We spend our life pretending that we will live forever. Death is something that we assume is always years away. We know we are all going to die eventually, but we always ignore this fact. When a loved one dies, it hits us hard and we regret the many things that we wanted to do with them or for them. We regret not having spent quality time with them and not having been in touch with them frequently because we were “busy”. We remember the fight we had eons ago and wished we had apologized or didn’t make a big deal out of the conflict. We regret not expressing our love. Continue reading
Take a moment to go through the two descriptions below and think about what you read:
She carried herself well in a sleeveless, animal printed, cropped top paired with denim shorts. Her striking makeup looked great on her. The red streaks in her hair complimented her top. Her accessories were matched to be in fashion. As she walked in, she had an air of confidence. Her long strides were perfection. She could totally pull off being a model.
Across the hall, there was a woman dressed in a simple classy ball gown. Her elegant outfit was matched with beautiful pearl accessories. Her subtle makeup looked natural and enhanced her beauty. Her hairdo was in line with the overall graceful look. When she greeted her guests, her warm smile, and soft voice made her look like the perfect host.
What did you think of the two women described above? Continue reading

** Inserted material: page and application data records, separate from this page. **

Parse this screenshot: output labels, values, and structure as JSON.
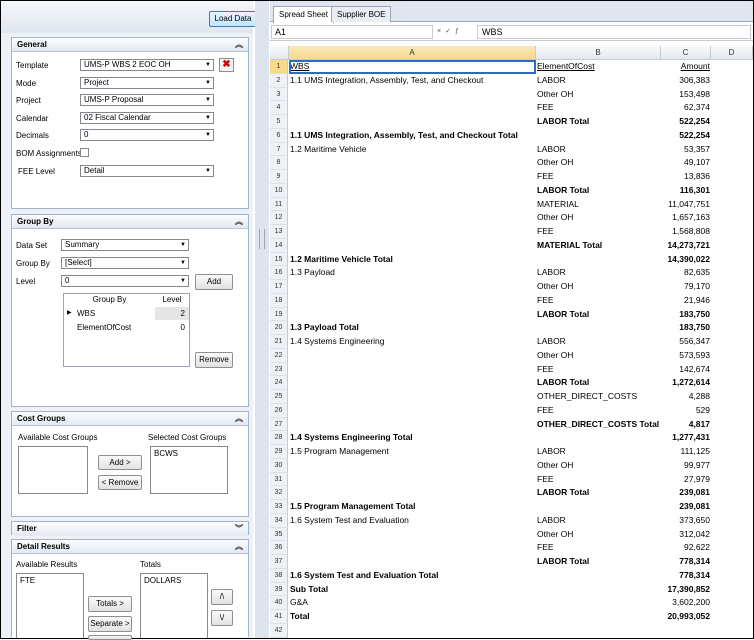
{
  "toolbar": {
    "load_data": "Load Data"
  },
  "general": {
    "title": "General",
    "template_label": "Template",
    "template_value": "UMS-P WBS 2 EOC OH",
    "mode_label": "Mode",
    "mode_value": "Project",
    "project_label": "Project",
    "project_value": "UMS-P Proposal",
    "calendar_label": "Calendar",
    "calendar_value": "02 Fiscal Calendar",
    "decimals_label": "Decimals",
    "decimals_value": "0",
    "bom_label": "BOM Assignments",
    "fee_label": "FEE Level",
    "fee_value": "Detail"
  },
  "groupby": {
    "title": "Group By",
    "dataset_label": "Data Set",
    "dataset_value": "Summary",
    "groupby_label": "Group By",
    "groupby_value": "[Select]",
    "level_label": "Level",
    "level_value": "0",
    "add": "Add",
    "remove": "Remove",
    "col_groupby": "Group By",
    "col_level": "Level",
    "rows": [
      {
        "name": "WBS",
        "level": "2"
      },
      {
        "name": "ElementOfCost",
        "level": "0"
      }
    ]
  },
  "costgroups": {
    "title": "Cost Groups",
    "available_label": "Available Cost Groups",
    "selected_label": "Selected Cost Groups",
    "selected_items": [
      "BCWS"
    ],
    "add": "Add >",
    "remove": "< Remove"
  },
  "filter": {
    "title": "Filter"
  },
  "detail": {
    "title": "Detail Results",
    "available_label": "Available Results",
    "totals_label": "Totals",
    "available_items": [
      "FTE"
    ],
    "totals_items": [
      "DOLLARS"
    ],
    "totals_btn": "Totals >",
    "separate_btn": "Separate >",
    "up_btn": "/\\",
    "down_btn": "\\/"
  },
  "tabs": [
    "Spread Sheet",
    "Supplier BOE"
  ],
  "formula": {
    "cell": "A1",
    "value": "WBS"
  },
  "columns": [
    "A",
    "B",
    "C",
    "D"
  ],
  "sheet": [
    {
      "a": "WBS",
      "b": "ElementOfCost",
      "c": "Amount",
      "style": "header"
    },
    {
      "a": "1.1 UMS Integration, Assembly, Test, and Checkout",
      "b": "LABOR",
      "c": "306,383"
    },
    {
      "a": "",
      "b": "Other OH",
      "c": "153,498"
    },
    {
      "a": "",
      "b": "FEE",
      "c": "62,374"
    },
    {
      "a": "",
      "b": "LABOR Total",
      "c": "522,254",
      "style": "btotal"
    },
    {
      "a": "1.1 UMS Integration, Assembly, Test, and Checkout Total",
      "b": "",
      "c": "522,254",
      "style": "total"
    },
    {
      "a": "1.2 Maritime Vehicle",
      "b": "LABOR",
      "c": "53,357"
    },
    {
      "a": "",
      "b": "Other OH",
      "c": "49,107"
    },
    {
      "a": "",
      "b": "FEE",
      "c": "13,836"
    },
    {
      "a": "",
      "b": "LABOR Total",
      "c": "116,301",
      "style": "btotal"
    },
    {
      "a": "",
      "b": "MATERIAL",
      "c": "11,047,751"
    },
    {
      "a": "",
      "b": "Other OH",
      "c": "1,657,163"
    },
    {
      "a": "",
      "b": "FEE",
      "c": "1,568,808"
    },
    {
      "a": "",
      "b": "MATERIAL Total",
      "c": "14,273,721",
      "style": "btotal"
    },
    {
      "a": "1.2 Maritime Vehicle Total",
      "b": "",
      "c": "14,390,022",
      "style": "total"
    },
    {
      "a": "1.3 Payload",
      "b": "LABOR",
      "c": "82,635"
    },
    {
      "a": "",
      "b": "Other OH",
      "c": "79,170"
    },
    {
      "a": "",
      "b": "FEE",
      "c": "21,946"
    },
    {
      "a": "",
      "b": "LABOR Total",
      "c": "183,750",
      "style": "btotal"
    },
    {
      "a": "1.3 Payload Total",
      "b": "",
      "c": "183,750",
      "style": "total"
    },
    {
      "a": "1.4 Systems Engineering",
      "b": "LABOR",
      "c": "556,347"
    },
    {
      "a": "",
      "b": "Other OH",
      "c": "573,593"
    },
    {
      "a": "",
      "b": "FEE",
      "c": "142,674"
    },
    {
      "a": "",
      "b": "LABOR Total",
      "c": "1,272,614",
      "style": "btotal"
    },
    {
      "a": "",
      "b": "OTHER_DIRECT_COSTS",
      "c": "4,288"
    },
    {
      "a": "",
      "b": "FEE",
      "c": "529"
    },
    {
      "a": "",
      "b": "OTHER_DIRECT_COSTS Total",
      "c": "4,817",
      "style": "btotal"
    },
    {
      "a": "1.4 Systems Engineering Total",
      "b": "",
      "c": "1,277,431",
      "style": "total"
    },
    {
      "a": "1.5 Program Management",
      "b": "LABOR",
      "c": "111,125"
    },
    {
      "a": "",
      "b": "Other OH",
      "c": "99,977"
    },
    {
      "a": "",
      "b": "FEE",
      "c": "27,979"
    },
    {
      "a": "",
      "b": "LABOR Total",
      "c": "239,081",
      "style": "btotal"
    },
    {
      "a": "1.5 Program Management Total",
      "b": "",
      "c": "239,081",
      "style": "total"
    },
    {
      "a": "1.6 System Test and Evaluation",
      "b": "LABOR",
      "c": "373,650"
    },
    {
      "a": "",
      "b": "Other OH",
      "c": "312,042"
    },
    {
      "a": "",
      "b": "FEE",
      "c": "92,622"
    },
    {
      "a": "",
      "b": "LABOR Total",
      "c": "778,314",
      "style": "btotal"
    },
    {
      "a": "1.6 System Test and Evaluation Total",
      "b": "",
      "c": "778,314",
      "style": "total"
    },
    {
      "a": "Sub Total",
      "b": "",
      "c": "17,390,852",
      "style": "total"
    },
    {
      "a": "G&A",
      "b": "",
      "c": "3,602,200"
    },
    {
      "a": "Total",
      "b": "",
      "c": "20,993,052",
      "style": "total"
    },
    {
      "a": "",
      "b": "",
      "c": ""
    }
  ]
}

I was born a feminist. Before someone misinterprets this term and calls me a man-hating feminazi, let me clarify what feminism actually stands for. It means that men and women should be treated equally. We never say women are superior or better than men. We just want everyone to be treated equally without regards to their gender. Continue reading
In the first episode of the TV series ‘House’, Cameron is shocked that House hired her because of her good looks. House asks her, “Would that upset you, really, to think that you were hired because of some genetic gift of beauty instead of some genetic gift of intelligence?” Only then it hits me that intelligence can also be considered as a genetic gift, just like beauty.
Why do we glorify intelligence while we think low of beauty, as if it is some unearned gift? Why is it that a beautiful, brainy woman wants to be called intelligent and not pretty at work? Here are some points why this might be the case: Continue reading
When I tell people that I can’t drive a car or ride a bike, they are surprised. Their eyes betray an odd mix of shock, amusement, disbelief and disapproval as if I told them that I don’t know how to make a phone call. All the questions and observations that follow this statement can be summarised as, “How can an educated woman born and brought up in a city in the 21st century not know how to drive?”
They ask “How can a working woman not ride a scooty or drive a car? How do you travel then? Aren’t buses tiring? Why would you spend so much on autos?” I want to answer them that Continue reading